▸ Assignment
All of the data below should be printed again word for word, pictures excluded.

▸ Task data
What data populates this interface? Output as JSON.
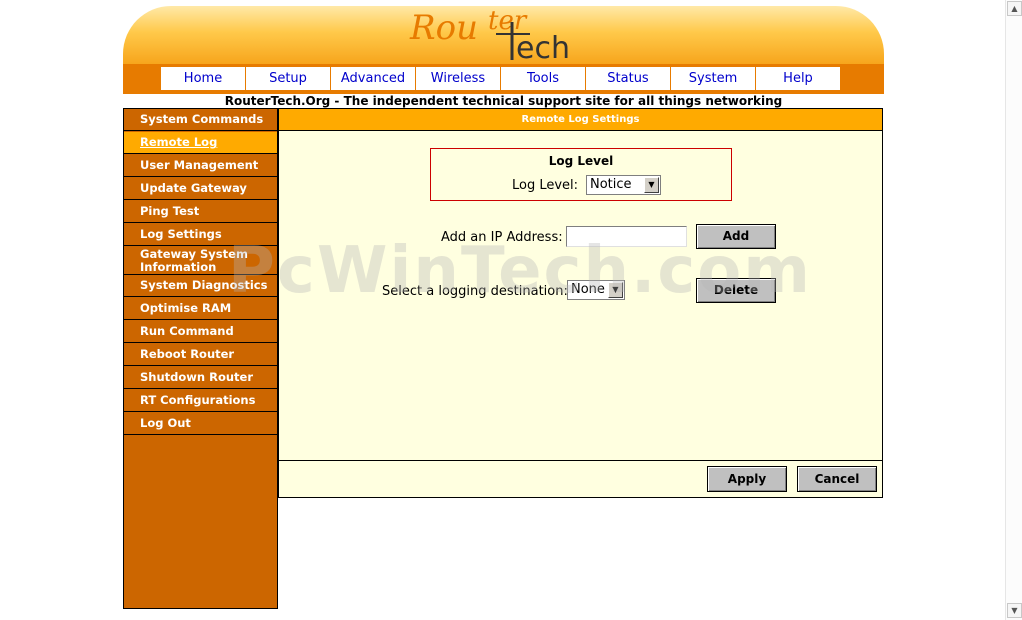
{
  "logo": {
    "part1": "Rou",
    "part2": "ter",
    "part3": "ech",
    "t_letter": "T"
  },
  "nav": [
    "Home",
    "Setup",
    "Advanced",
    "Wireless",
    "Tools",
    "Status",
    "System",
    "Help"
  ],
  "tagline": "RouterTech.Org - The independent technical support site for all things networking",
  "sidebar": {
    "items": [
      "System Commands",
      "Remote Log",
      "User Management",
      "Update Gateway",
      "Ping Test",
      "Log Settings",
      "Gateway System Information",
      "System Diagnostics",
      "Optimise RAM",
      "Run Command",
      "Reboot Router",
      "Shutdown Router",
      "RT Configurations",
      "Log Out"
    ],
    "active_index": 1
  },
  "panel": {
    "title": "Remote Log Settings",
    "log_box_title": "Log Level",
    "log_level_label": "Log Level:",
    "log_level_value": "Notice",
    "ip_label": "Add an IP Address:",
    "ip_value": "",
    "add_button": "Add",
    "dest_label": "Select a logging destination:",
    "dest_value": "None",
    "delete_button": "Delete",
    "apply_button": "Apply",
    "cancel_button": "Cancel"
  },
  "watermark": "PcWinTech.com",
  "colors": {
    "accent_orange": "#e77b00",
    "sidebar_bg": "#cc6600",
    "highlight": "#ffaa00",
    "panel_bg": "#ffffe0",
    "link_blue": "#0000cc"
  }
}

▸ Answer
What data populates this interface? Output as JSON.
{
  "logo": {
    "part1": "Rou",
    "part2": "ter",
    "part3": "ech",
    "t_letter": "T"
  },
  "nav": [
    "Home",
    "Setup",
    "Advanced",
    "Wireless",
    "Tools",
    "Status",
    "System",
    "Help"
  ],
  "tagline": "RouterTech.Org - The independent technical support site for all things networking",
  "sidebar": {
    "items": [
      "System Commands",
      "Remote Log",
      "User Management",
      "Update Gateway",
      "Ping Test",
      "Log Settings",
      "Gateway System Information",
      "System Diagnostics",
      "Optimise RAM",
      "Run Command",
      "Reboot Router",
      "Shutdown Router",
      "RT Configurations",
      "Log Out"
    ],
    "active_index": 1
  },
  "panel": {
    "title": "Remote Log Settings",
    "log_box_title": "Log Level",
    "log_level_label": "Log Level:",
    "log_level_value": "Notice",
    "ip_label": "Add an IP Address:",
    "ip_value": "",
    "add_button": "Add",
    "dest_label": "Select a logging destination:",
    "dest_value": "None",
    "delete_button": "Delete",
    "apply_button": "Apply",
    "cancel_button": "Cancel"
  },
  "watermark": "PcWinTech.com",
  "colors": {
    "accent_orange": "#e77b00",
    "sidebar_bg": "#cc6600",
    "highlight": "#ffaa00",
    "panel_bg": "#ffffe0",
    "link_blue": "#0000cc"
  }
}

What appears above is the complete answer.